Bitcoin is open-source currency affiliated with no country or bank
BOSTON —Boston’s first Bitcoin ATM has been installed at South Station.
On Wednesday, the ATM was placed by Liberty Teller at Boston’s bustling South Station, which sees thousands of commuters a day.
Bitcoin is an open-source currency affiliated with no country or bank, which can be bought and sold anonymously.
Liberty Teller co-founder Kyle Powers said the ATM gives people the chance to learn about the currency.
“There’s a lot of interest, a lot of curiosity, so we try to provide a safe, fast and simple way to get and experience Bitcoin,” Powers said. “With this kiosk — somebody can come up to our ATM and have Bitcoin 15 seconds later, then they can go on our site and read tutorials about how exactly to use Bitcoin.”
Co-founder Chris Yim said the money can be stored in a virtual wallet and used at an increasing number of online retailers in place of cash or credit cards.
“It’s a digital currency, so what a lot of people do is they create a digital wallet or an online wallet and they import their funds. So now I have it on my phone,
now I can access it online, around the world. It’s truly digital,” Yim said.
But because the Internet currency is still in its infancy, it’s uninsured, unregulated and still vulnerable to hackers.
Bitcoin is also prone to severe price volatility. It was worth about $13 last January, peaked at more than $1,200 last year and is now trading at about $650.

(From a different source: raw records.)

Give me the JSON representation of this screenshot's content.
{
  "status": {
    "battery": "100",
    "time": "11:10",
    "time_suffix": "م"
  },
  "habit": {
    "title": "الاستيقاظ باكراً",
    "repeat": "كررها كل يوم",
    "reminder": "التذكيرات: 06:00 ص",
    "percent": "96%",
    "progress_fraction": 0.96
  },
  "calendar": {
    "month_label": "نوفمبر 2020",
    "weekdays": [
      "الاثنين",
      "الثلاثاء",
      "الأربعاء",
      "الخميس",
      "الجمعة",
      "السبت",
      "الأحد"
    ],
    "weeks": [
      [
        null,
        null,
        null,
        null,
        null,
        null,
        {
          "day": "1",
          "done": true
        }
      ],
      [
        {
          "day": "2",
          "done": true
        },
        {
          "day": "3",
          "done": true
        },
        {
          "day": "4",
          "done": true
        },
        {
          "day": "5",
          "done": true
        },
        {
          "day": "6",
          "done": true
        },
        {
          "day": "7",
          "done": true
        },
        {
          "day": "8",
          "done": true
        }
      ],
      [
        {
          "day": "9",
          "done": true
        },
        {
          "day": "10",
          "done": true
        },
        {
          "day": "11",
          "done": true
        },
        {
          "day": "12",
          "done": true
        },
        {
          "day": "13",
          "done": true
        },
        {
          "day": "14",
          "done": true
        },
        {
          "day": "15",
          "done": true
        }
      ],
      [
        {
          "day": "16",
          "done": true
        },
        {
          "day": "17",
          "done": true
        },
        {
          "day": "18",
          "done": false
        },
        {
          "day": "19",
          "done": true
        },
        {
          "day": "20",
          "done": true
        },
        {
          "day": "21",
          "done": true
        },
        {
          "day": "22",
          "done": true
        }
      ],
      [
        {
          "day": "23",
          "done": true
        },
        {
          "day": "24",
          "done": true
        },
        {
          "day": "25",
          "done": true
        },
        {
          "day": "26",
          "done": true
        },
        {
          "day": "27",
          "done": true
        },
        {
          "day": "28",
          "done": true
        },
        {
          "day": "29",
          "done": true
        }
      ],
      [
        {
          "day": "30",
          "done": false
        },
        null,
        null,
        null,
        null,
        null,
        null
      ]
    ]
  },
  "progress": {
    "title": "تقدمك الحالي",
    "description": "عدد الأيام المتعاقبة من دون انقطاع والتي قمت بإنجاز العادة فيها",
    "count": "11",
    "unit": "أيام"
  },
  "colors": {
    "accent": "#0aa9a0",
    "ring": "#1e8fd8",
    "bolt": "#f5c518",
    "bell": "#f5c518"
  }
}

The South Station and Albuquerque, N.M., ATMs are believed to be the first in the country.